### EXERCISE BRIEF
The records below need to be repeated exactly, with every picture left out.

[Entries from a dataset of interfaces]
§ §
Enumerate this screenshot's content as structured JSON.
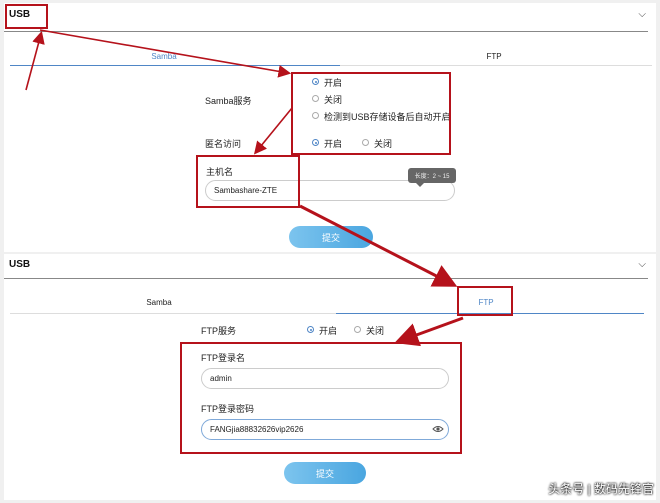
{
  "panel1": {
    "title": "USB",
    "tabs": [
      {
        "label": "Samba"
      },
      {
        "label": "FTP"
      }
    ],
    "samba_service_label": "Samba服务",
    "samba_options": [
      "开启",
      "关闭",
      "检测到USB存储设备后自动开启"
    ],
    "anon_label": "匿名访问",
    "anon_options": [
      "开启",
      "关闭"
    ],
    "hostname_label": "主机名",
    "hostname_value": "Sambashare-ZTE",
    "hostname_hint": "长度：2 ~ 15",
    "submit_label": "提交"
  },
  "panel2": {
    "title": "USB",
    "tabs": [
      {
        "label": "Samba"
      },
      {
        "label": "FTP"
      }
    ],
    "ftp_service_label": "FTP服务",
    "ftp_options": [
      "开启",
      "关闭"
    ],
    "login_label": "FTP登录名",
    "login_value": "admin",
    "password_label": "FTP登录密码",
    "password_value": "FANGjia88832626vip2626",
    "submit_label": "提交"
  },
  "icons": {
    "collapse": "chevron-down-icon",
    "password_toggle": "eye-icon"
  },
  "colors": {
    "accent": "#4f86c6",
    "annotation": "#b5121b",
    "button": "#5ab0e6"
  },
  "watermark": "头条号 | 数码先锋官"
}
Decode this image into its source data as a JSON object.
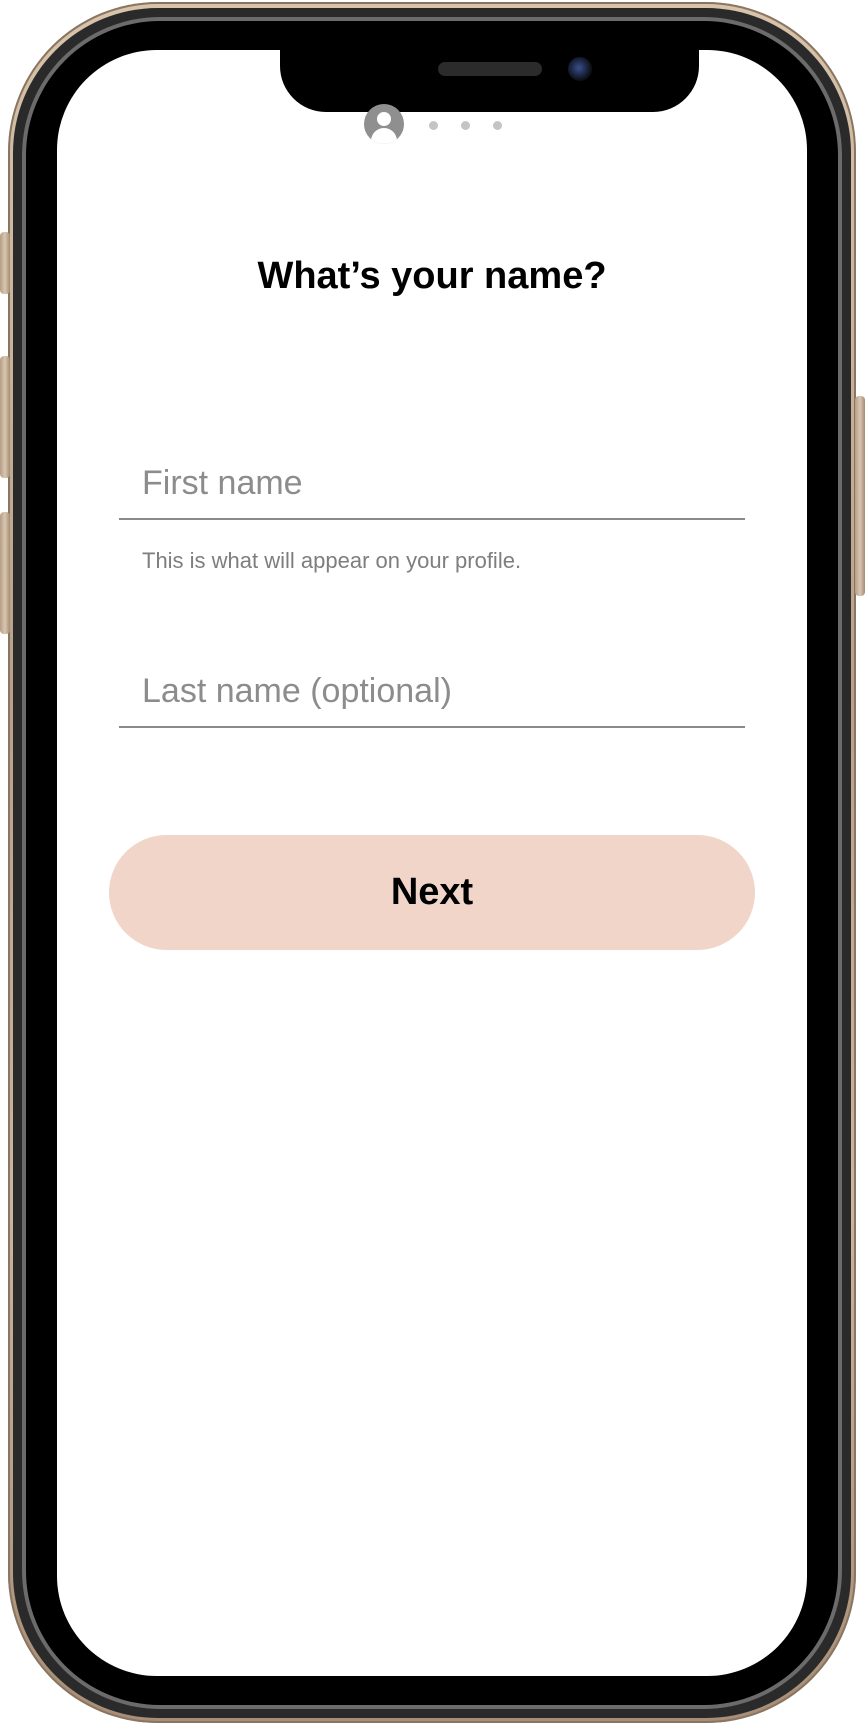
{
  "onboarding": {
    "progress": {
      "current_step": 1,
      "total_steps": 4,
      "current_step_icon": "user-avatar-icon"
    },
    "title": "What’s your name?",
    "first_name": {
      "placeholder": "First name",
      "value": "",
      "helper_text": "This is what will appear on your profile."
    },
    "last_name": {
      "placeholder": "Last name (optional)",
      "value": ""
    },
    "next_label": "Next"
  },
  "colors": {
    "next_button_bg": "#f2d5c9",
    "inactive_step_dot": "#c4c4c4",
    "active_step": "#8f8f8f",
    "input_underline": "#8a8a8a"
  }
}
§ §
### WRITTEN SOLUTION
Enumerate this screenshot's content as structured JSON.
{
  "panel1": {
    "title": "USB",
    "tabs": [
      {
        "label": "Samba"
      },
      {
        "label": "FTP"
      }
    ],
    "samba_service_label": "Samba服务",
    "samba_options": [
      "开启",
      "关闭",
      "检测到USB存储设备后自动开启"
    ],
    "anon_label": "匿名访问",
    "anon_options": [
      "开启",
      "关闭"
    ],
    "hostname_label": "主机名",
    "hostname_value": "Sambashare-ZTE",
    "hostname_hint": "长度：2 ~ 15",
    "submit_label": "提交"
  },
  "panel2": {
    "title": "USB",
    "tabs": [
      {
        "label": "Samba"
      },
      {
        "label": "FTP"
      }
    ],
    "ftp_service_label": "FTP服务",
    "ftp_options": [
      "开启",
      "关闭"
    ],
    "login_label": "FTP登录名",
    "login_value": "admin",
    "password_label": "FTP登录密码",
    "password_value": "FANGjia88832626vip2626",
    "submit_label": "提交"
  },
  "icons": {
    "collapse": "chevron-down-icon",
    "password_toggle": "eye-icon"
  },
  "colors": {
    "accent": "#4f86c6",
    "annotation": "#b5121b",
    "button": "#5ab0e6"
  },
  "watermark": "头条号 | 数码先锋官"
}
Decode this image into its source data as a JSON object.
{
  "onboarding": {
    "progress": {
      "current_step": 1,
      "total_steps": 4,
      "current_step_icon": "user-avatar-icon"
    },
    "title": "What’s your name?",
    "first_name": {
      "placeholder": "First name",
      "value": "",
      "helper_text": "This is what will appear on your profile."
    },
    "last_name": {
      "placeholder": "Last name (optional)",
      "value": ""
    },
    "next_label": "Next"
  },
  "colors": {
    "next_button_bg": "#f2d5c9",
    "inactive_step_dot": "#c4c4c4",
    "active_step": "#8f8f8f",
    "input_underline": "#8a8a8a"
  }
}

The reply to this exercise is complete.